The Maori Party has reignited its calls for an inquiry into the abuse of children who were in state care in the 1950s to 90s, saying a Royal Commission of Inquiry was needed to be independent from the Government.

Co-leader Marama Fox asked for Government support for a Royal Commission of Inquiry into what she called New Zealand's "stolen generation" in Parliament today - but was rebuffed by Social Development Minister Anne Tolley.

Calls for a full inquiry have been repeatedly rejected by the Government, which has instead dealt with those affected individually through a Confidential Listening and Assistance Service.

Fox said more was needed and a Royal Commission of Inquiry would be independent from the Government so it could not interfere or influence it.


"By not allowing an inquiry like this robs the victims of the chance to see justice served. Bring it out into the light."

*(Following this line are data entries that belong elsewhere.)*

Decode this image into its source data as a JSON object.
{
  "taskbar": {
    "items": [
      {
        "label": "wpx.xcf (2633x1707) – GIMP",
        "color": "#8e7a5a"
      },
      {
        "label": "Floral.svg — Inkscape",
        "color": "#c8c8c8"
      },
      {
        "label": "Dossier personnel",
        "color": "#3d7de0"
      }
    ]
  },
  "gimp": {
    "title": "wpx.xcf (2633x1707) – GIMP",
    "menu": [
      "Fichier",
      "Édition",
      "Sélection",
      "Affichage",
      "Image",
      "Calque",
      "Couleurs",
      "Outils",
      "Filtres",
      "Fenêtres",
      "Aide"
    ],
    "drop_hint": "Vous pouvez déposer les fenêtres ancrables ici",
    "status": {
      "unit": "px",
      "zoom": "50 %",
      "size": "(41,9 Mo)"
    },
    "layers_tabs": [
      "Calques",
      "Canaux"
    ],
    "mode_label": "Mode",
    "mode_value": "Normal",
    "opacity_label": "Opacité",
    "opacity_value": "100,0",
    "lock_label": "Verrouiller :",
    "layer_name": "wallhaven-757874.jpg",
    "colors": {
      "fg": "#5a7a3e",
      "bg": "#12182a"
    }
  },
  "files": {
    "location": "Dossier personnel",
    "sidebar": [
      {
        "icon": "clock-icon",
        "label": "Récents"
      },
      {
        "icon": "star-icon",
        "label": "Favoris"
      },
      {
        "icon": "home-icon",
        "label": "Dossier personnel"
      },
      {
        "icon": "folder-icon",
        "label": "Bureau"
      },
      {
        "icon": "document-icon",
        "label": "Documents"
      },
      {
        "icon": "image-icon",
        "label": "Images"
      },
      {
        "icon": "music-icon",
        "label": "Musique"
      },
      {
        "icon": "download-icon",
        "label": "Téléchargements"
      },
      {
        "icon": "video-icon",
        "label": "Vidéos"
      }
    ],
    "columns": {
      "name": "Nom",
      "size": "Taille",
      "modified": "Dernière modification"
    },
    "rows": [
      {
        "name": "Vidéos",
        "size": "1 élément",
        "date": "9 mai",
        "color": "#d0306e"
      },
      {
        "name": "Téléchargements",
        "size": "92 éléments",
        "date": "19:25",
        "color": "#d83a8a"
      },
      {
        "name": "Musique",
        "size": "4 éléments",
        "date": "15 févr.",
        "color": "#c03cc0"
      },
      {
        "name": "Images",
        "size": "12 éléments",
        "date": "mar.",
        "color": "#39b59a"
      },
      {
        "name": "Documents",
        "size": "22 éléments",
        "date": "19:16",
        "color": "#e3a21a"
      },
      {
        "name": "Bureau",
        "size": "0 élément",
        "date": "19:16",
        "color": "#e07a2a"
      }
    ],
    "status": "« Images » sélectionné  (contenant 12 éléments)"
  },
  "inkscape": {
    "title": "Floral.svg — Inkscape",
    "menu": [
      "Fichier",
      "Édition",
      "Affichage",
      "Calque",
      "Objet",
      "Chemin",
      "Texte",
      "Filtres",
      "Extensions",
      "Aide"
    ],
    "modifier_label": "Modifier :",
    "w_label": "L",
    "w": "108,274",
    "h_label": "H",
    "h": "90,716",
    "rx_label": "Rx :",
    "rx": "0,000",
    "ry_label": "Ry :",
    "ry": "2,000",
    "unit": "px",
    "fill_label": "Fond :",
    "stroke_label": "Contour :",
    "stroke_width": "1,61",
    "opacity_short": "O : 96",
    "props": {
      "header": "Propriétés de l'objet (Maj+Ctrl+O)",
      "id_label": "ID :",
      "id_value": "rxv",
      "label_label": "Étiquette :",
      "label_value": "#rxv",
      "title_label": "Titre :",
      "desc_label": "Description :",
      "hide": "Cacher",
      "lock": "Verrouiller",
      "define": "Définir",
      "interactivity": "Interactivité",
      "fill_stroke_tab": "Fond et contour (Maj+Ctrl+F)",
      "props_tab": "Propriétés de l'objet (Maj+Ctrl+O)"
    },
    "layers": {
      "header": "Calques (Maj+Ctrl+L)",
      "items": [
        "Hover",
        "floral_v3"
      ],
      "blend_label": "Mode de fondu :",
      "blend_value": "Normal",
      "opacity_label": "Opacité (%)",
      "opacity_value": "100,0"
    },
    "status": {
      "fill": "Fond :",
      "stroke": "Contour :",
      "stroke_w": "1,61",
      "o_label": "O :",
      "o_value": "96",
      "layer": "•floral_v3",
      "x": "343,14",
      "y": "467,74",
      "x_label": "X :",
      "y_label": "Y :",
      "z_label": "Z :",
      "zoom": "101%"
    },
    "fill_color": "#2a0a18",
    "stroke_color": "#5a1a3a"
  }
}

Tolley said the abuse of children was abhorrent but successive governments had decided against a full inquiry.

"This service provide more in the way of help than an inquiry ever would, helping people access their old records, funding counselling sessions, and referring them to agencies for investigation."

She said that meant the Government had been able to deal with claims directly and quickly. "An inquiry would not resolve the claims of individuals or provide payments or offer personal apologies."

The Mana Party's Hone Harawira has also called for a Commission of Inquiry, and Fox acknowledged that.

Her fellow co-leader Te Ururoa Flavell said there was need to acknowledge that horrific and widespread sexual and physical abuse occurred.

"We will probably never know how widespread this abuse was and I suspect there are still some out there who are too traumatised to publicly acknowledge it.

"It's this lack of information that makes it imperative that we have this inquiry into the abuse of tamariki in institutional care."


Fox said the Children's Commissioners' State of Care report on that service was based on the experiences of more than 1,100 people who suffered abuse at the hands of the state and that was reason enough for full inquiry. She said that was needed to ensure such incidents never happened again.

Tolley said the new Vulnerable Childrens' Ministry was based on an expert advisory panel's study of that issue and she was confident it would never happen again. "Thankfully the era of borstals and 100,000 children in state care are long gone."

In February, the Human Rights Commission issued an open letter to Prime Minister Bill English, saying an inquiry was needed to acknowledge the abuse and harm done to children who were placed in state care in those decades and provide a platform for them to speak.

The Human Rights Commission says more than 100,000 New Zealanders were taken from their families and put into state institutions from the 1950s to the 1990s and many suffered physical, sexual and emotional abuse and neglect. That included disabled children taken from their families.

Indigenous Rights Commissioner Karen Johansen has said Maori children were more likely to be taken from their families - some institutions had reported 80-100 per cent of children were from more than Maori homes, and more than 40 per cent of prison inmates spent their childhood in state care.